With school closures, disrupted routines, increased stress and less opportunity for physical activity and proper nutrition, weight gain among children and adolescents comes as no surprise. But urgent action is required so that pediatricians, parents and pediatric patients can prevent liver disease.
FLD is asymptomatic and can lead to nonalcoholic fatty liver disease (NAFLD), in which too much fat is stored in liver cells. The good news is that liver disease can be halted or reversed if caught early enough.
NAFLD is the most common cause of chronic liver disease3 in American children and can progress to advanced fibrosis or cirrhosis. NAFLD in children is strongly associated with metabolic syndrome, greatly increasing the potential for future cardiovascular disease and diabetes mellitus.
Non-Invasive Liver Exam
Point-of-care examinations, monitoring and ongoing assessment of liver fat and stiffness as provided by FibroScan®, a rapid, non-invasive point of care examination, can cost-effectively identify individuals who are asymptomatic and undiagnosed for liver damage. It can also provide metrics for monitoring changes in liver fat due to lifestyle modification.
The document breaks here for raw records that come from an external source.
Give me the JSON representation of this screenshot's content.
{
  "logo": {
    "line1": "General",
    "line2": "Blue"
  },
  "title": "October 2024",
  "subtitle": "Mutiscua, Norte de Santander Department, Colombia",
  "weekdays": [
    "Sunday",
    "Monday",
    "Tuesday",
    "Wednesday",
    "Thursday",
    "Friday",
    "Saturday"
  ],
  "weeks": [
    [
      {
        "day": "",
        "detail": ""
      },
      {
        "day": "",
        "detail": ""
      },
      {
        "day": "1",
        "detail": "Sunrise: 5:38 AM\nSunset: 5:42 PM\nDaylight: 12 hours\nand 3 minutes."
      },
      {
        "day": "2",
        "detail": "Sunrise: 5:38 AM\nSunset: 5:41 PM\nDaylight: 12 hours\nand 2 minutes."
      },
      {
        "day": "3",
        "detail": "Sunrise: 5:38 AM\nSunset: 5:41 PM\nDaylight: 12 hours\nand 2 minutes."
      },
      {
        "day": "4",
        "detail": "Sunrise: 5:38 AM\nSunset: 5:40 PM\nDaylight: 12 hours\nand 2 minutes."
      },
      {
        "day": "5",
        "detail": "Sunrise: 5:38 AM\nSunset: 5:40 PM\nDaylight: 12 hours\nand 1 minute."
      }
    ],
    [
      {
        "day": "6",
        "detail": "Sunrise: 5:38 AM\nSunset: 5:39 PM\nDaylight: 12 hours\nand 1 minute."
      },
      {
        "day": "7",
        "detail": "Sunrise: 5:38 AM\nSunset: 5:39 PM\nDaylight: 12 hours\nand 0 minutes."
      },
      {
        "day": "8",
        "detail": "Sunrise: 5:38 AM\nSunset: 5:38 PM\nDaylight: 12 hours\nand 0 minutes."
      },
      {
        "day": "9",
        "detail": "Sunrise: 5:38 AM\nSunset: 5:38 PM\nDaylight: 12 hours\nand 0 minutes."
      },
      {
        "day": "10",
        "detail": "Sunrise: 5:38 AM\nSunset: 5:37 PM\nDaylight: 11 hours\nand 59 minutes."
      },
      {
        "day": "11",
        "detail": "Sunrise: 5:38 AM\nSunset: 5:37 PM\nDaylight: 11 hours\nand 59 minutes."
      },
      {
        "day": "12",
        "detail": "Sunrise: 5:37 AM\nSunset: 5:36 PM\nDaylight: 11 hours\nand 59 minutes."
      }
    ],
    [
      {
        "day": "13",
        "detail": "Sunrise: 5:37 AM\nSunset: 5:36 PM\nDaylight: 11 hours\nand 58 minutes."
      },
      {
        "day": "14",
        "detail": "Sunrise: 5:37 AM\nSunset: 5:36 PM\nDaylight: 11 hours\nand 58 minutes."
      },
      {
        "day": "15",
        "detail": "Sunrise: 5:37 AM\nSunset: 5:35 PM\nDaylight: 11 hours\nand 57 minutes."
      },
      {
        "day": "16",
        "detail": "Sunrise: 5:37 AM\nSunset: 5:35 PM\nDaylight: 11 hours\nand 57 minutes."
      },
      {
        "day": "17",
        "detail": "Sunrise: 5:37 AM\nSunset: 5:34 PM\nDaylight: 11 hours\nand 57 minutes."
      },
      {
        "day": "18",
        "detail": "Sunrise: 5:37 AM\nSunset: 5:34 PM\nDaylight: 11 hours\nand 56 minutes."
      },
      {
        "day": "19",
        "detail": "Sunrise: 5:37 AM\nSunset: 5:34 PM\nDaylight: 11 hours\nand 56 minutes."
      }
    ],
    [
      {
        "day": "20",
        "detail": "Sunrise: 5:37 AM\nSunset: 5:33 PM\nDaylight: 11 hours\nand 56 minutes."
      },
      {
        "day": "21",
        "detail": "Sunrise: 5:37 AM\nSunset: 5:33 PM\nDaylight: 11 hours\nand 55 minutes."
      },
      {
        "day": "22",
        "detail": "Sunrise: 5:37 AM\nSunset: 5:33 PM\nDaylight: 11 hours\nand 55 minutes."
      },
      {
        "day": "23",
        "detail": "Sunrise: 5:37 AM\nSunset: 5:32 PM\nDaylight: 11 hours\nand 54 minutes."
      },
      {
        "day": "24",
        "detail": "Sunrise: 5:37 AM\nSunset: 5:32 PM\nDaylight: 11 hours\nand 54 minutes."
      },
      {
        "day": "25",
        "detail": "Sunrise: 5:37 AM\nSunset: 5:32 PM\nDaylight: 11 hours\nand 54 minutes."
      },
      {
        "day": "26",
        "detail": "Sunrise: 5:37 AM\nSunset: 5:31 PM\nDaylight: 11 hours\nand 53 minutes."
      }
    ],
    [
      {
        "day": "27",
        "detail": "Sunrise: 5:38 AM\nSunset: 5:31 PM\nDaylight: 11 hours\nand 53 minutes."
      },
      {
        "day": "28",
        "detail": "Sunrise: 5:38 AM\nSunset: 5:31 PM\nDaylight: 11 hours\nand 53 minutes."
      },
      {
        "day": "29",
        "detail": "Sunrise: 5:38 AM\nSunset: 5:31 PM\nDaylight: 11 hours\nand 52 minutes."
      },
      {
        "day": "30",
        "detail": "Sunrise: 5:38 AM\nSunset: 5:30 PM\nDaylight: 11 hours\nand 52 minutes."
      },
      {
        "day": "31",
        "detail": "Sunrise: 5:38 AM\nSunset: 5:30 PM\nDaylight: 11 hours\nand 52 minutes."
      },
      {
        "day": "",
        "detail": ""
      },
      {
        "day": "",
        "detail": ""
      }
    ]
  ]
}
For pediatric patients, measurement of liver stiffness (LSM) and Controlled Attenuation Parameter (CAP™) by Vibration Controlled Transient Elastography (VCTE™) are best-in-class tools to be used as an aid in the clinical management of pediatric patients with liver disease. It is available with SmartExam capability on FibroScan®, models Compact 530, Mini+ 430, and Expert 630.
Keep in mind that the XL+ probe is not approved for use in children and spleen stiffness is also not approved in children. This means that even if the M+ probe is approved for LSM and CAP™ in children with a thoracic perimeter >= 75 cm it is not approved for SSM. Also, use of the M+ probe is not approved for patients under 14 years old.
Prevention and Lifestyle Management
Obesity prevention and management efforts should include health care provider screening for BMI, food security and social determinants of health—such as lack of access to nutrient-rich foods–and increased access to evidence-based pediatric weight management programs and food assistance resources.
Studies suggest that about 1 in 104 children and adolescents have fatty liver, with or without inflammation. It’s important to intervene early to prevent further weight gain and liver inflammation. In adults, FLD is a growing reason for liver transplant and, in some instances, liver cancer.
With pediatric patients, it’s important to avoid discussion about diets and calories, and focus instead on improving health and achieving lifestyle goals, such as eating more vegetables and getting more exercise.